James Cameron has once again proven his worth by rocketing yet another one of his flicks up to the top grossing movie of all time. This is quite impressive considering that he managed to do it by knocking off another one of his own films (sinking ship, iceberg, yeah that one.
That’s great and all but I just realised that I’m not Barry Ronge (phew) and this website is about gaming, so let’s get onto the videogame side of things.
Avatar, like many other blockbusters, come standard these days with a videogame adaptation.
To the dismay of my wife, I rubbed blue colouring all over my body, tied a dishcloth around my waste and started plugging my mustache into various objects just to see if I could form a bond with them, all in the name of bringing you a review.
I put some pot plants around the couch and headed for Pandora, see how the game stacks up after the jump.
Unlike most movie to game adaptations, James Cameron’s Avatar does not follow the story of the movie, a good start.
The game takes place years before the events that take place in the movie. You are a signal specialist name Able Ryder who, after 5 years of snoozing in space has finally arrived on planet Pandora as a part of the ongoing Avatar program.
After being shown around and helping out here and there the plot thickens as you discover that there is a mole in the Avatar program. Now, the groovy thing is about videogames is that unlike movies, you sometimes get to make the choice of what to do about certain situations.
You are ultimately given the choice to take care of the mole, or join him and the Navi so that you can all collectively stick it to the man and hug some trees (which may or may not actually hug back).
E’Navi and Ivory
This breaks the game into two distinct stories and play styles. The developers were also smart enough to automatically save a separate savegame at the decision point of the game for those who want to try the other side without having to go through the first hour of the game again.
What is common between both sides is that you are given different weapons and special skills, and can receive better ones by gaining XP in the game (no real RPG elements, just a basic XP system).
Skills are pretty similar between the two sides and range from the ability to cloak, run faster, heal yourself and so on.
Whilst playing as the human Ryder, you are faced with wondering if you made the right decision when you eliminated the mole instead of joining him.
As a human, Pandora is a pretty dangerous place. Scratch that, it’s really bad-ass. Pretty much everything tries to kill you, including the pretty flowers. As the human you have access to a variety of weapons like shotguns, assault rifles and flamethrowers (take that you bastard begonia).
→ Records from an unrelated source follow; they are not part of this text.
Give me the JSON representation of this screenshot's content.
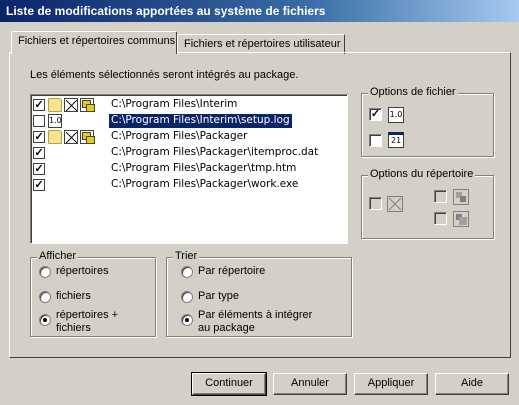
{
  "window": {
    "title": "Liste de modifications apportées au système de fichiers"
  },
  "tabs": [
    {
      "label": "Fichiers et répertoires communs",
      "active": true
    },
    {
      "label": "Fichiers et répertoires utilisateur",
      "active": false
    }
  ],
  "description": "Les éléments sélectionnés seront intégrés au package.",
  "file_list": [
    {
      "checked": true,
      "icons": [
        "folder-icon",
        "x-box-icon",
        "double-box-icon"
      ],
      "path": "C:\\Program Files\\Interim",
      "selected": false
    },
    {
      "checked": false,
      "icons": [
        "ten-box-icon"
      ],
      "ten_label": "1.0",
      "path": "C:\\Program Files\\Interim\\setup.log",
      "selected": true
    },
    {
      "checked": true,
      "icons": [
        "folder-icon",
        "x-box-icon",
        "double-box-icon"
      ],
      "path": "C:\\Program Files\\Packager",
      "selected": false
    },
    {
      "checked": true,
      "icons": [],
      "path": "C:\\Program Files\\Packager\\itemproc.dat",
      "selected": false
    },
    {
      "checked": true,
      "icons": [],
      "path": "C:\\Program Files\\Packager\\tmp.htm",
      "selected": false
    },
    {
      "checked": true,
      "icons": [],
      "path": "C:\\Program Files\\Packager\\work.exe",
      "selected": false
    }
  ],
  "file_options": {
    "title": "Options de fichier",
    "ten_label": "1.0",
    "calendar_label": "21"
  },
  "directory_options": {
    "title": "Options du répertoire"
  },
  "display": {
    "title": "Afficher",
    "options": [
      "répertoires",
      "fichiers",
      "répertoires +",
      "fichiers"
    ],
    "selected": 2
  },
  "sort": {
    "title": "Trier",
    "options": [
      "Par répertoire",
      "Par type",
      "Par éléments à intégrer",
      "au package"
    ],
    "selected": 2
  },
  "buttons": {
    "continue": "Continuer",
    "cancel": "Annuler",
    "apply": "Appliquer",
    "help": "Aide"
  }
}
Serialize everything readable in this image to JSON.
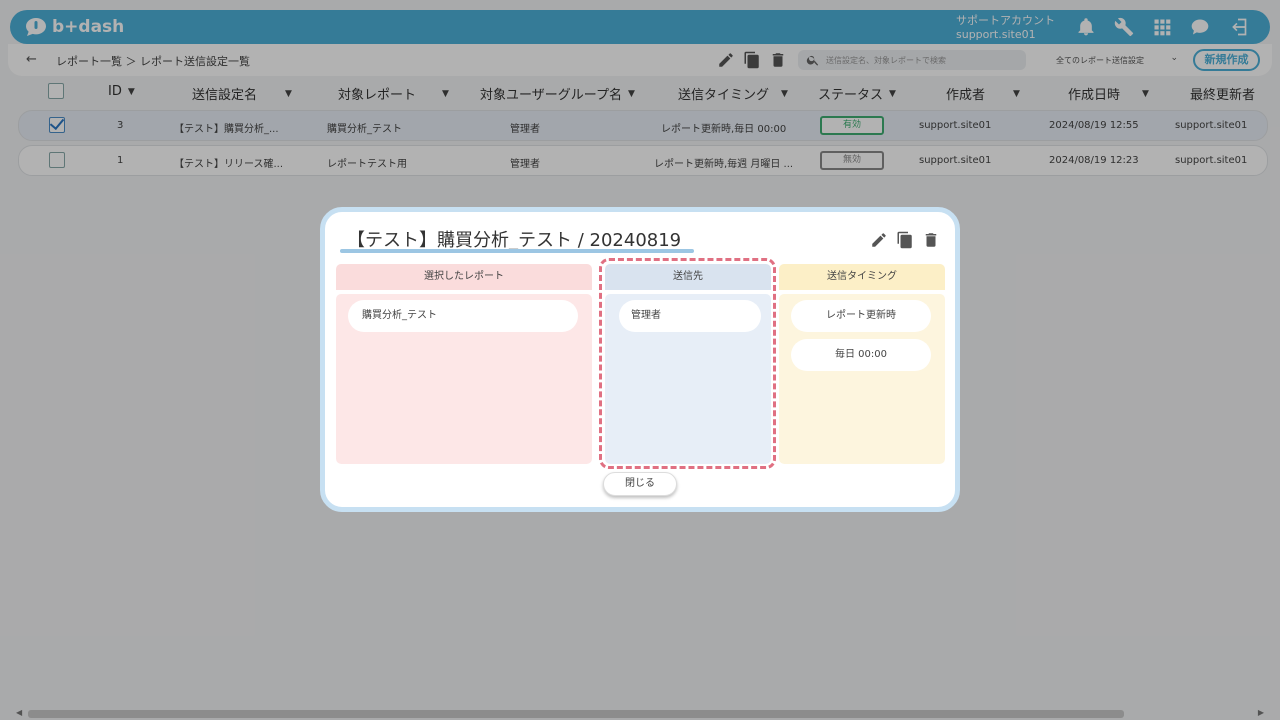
{
  "header": {
    "logo_text": "b+dash",
    "account_line1": "サポートアカウント",
    "account_line2": "support.site01"
  },
  "nav": {
    "back_label": "←",
    "breadcrumb": "レポート一覧 ＞ レポート送信設定一覧"
  },
  "search": {
    "placeholder": "送信設定名、対象レポートで検索"
  },
  "filter": {
    "selected": "全てのレポート送信設定",
    "chevron": "⌄"
  },
  "new_button": "新規作成",
  "table": {
    "columns": [
      "ID",
      "送信設定名",
      "対象レポート",
      "対象ユーザーグループ名",
      "送信タイミング",
      "ステータス",
      "作成者",
      "作成日時",
      "最終更新者"
    ],
    "rows": [
      {
        "id": "3",
        "name": "【テスト】購買分析_...",
        "report": "購買分析_テスト",
        "group": "管理者",
        "timing": "レポート更新時,毎日 00:00",
        "status": "有効",
        "creator": "support.site01",
        "created": "2024/08/19 12:55",
        "updater": "support.site01"
      },
      {
        "id": "1",
        "name": "【テスト】リリース確...",
        "report": "レポートテスト用",
        "group": "管理者",
        "timing": "レポート更新時,毎週 月曜日 ...",
        "status": "無効",
        "creator": "support.site01",
        "created": "2024/08/19 12:23",
        "updater": "support.site01"
      }
    ]
  },
  "modal": {
    "title": "【テスト】購買分析_テスト / 20240819",
    "col_report": {
      "header": "選択したレポート",
      "items": [
        "購買分析_テスト"
      ]
    },
    "col_recipient": {
      "header": "送信先",
      "items": [
        "管理者"
      ]
    },
    "col_timing": {
      "header": "送信タイミング",
      "items": [
        "レポート更新時",
        "毎日 00:00"
      ]
    },
    "close_label": "閉じる"
  }
}
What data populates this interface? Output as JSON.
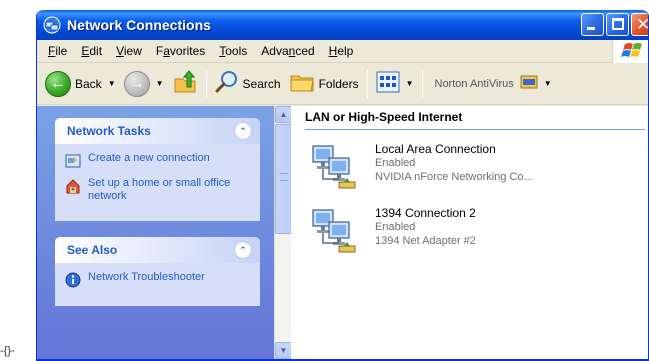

You will also have access to vehicles that cover land, air and water as you traverse the maps to complete your missions.
As the Navi, things get more down to earth. You have access to melee weapons as well as ranged weapons like bows and crossbows. As the Navi, you will also have “vehicle missions” but replace the machines with fauna.
It’s All About Control
One of the major issues I have with the game however, comes in the form of the controls/camera scheme that was chosen.
The game plays from a third person perspective with the left stick controlling the movement and the right stick controlling the aiming. While this is nothing unusual, the aiming itself can become a hassle as your character does not strafe but instead moves the direction that you point with your left stick and there is no option to zoom in or slow down your right stick targeting.
What this means is that in most firefights you will find yourself running backwards a lot, firing like a madman in the general direction of enemies rather than taking aim and putting the bullets where they count.
A system similar to that of Gears of War felt like it would have been way more appropriate and fun. To make matters worse, I looked up some old footage of the game while it was in development and it was originally planned that way but changed over the course of the project, which upsets me because this may be my biggest gripe with the game overall. Well, this and the fact that the vehicle cameras tilt in a way that will make you want to redecorate your wall with the lunch you ate a couple hours prior.
When it comes to visuals, Avatar’s planet of Pandora is the real star. While character models and vehicles don’t look bad, the lush jungle setting is actually quite stunning and always pretty enough to make you want to stop for a second to just look around.
When it comes to a movie to game adaptation, my outlook is pretty simple. We all know that regardless of the games quality, it will sell a kajillion copies worldwide. All I really ask from the developers is that when a mom goes out there and buys her child another piece of that movie experience, the child will be able to interact with the world and enjoy being a part of it.
To be honest, Avatar does just that. Sure, it’s not the best videogame in the world and yes it has it’s flaws. When however, it just comes down to being able to be a part of that world and interact with those elements you love so much, it actually achieves it’s goal pretty well and sometimes, that’s all people really want.
Some disappointing control decisions, not bad but could have been much better.
The lush jungle environments and large outdoor areas and very pretty indeed.
Decent voice acting and the use of movie assets makes keeps it sounding nice enough.
Two separate campaigns and some multiplayer options, but not enough substance to keep it interesting for too long.
As far as movie license titles, Avatar really isn’t all that bad for big fans of the movie. As it’s own game, it brings nothing special to the plate but still provides a decent romp around Pandora for those who want it.
[Reviewed on Xbox 360]
Avatar was reviewed by Nick de Bruyne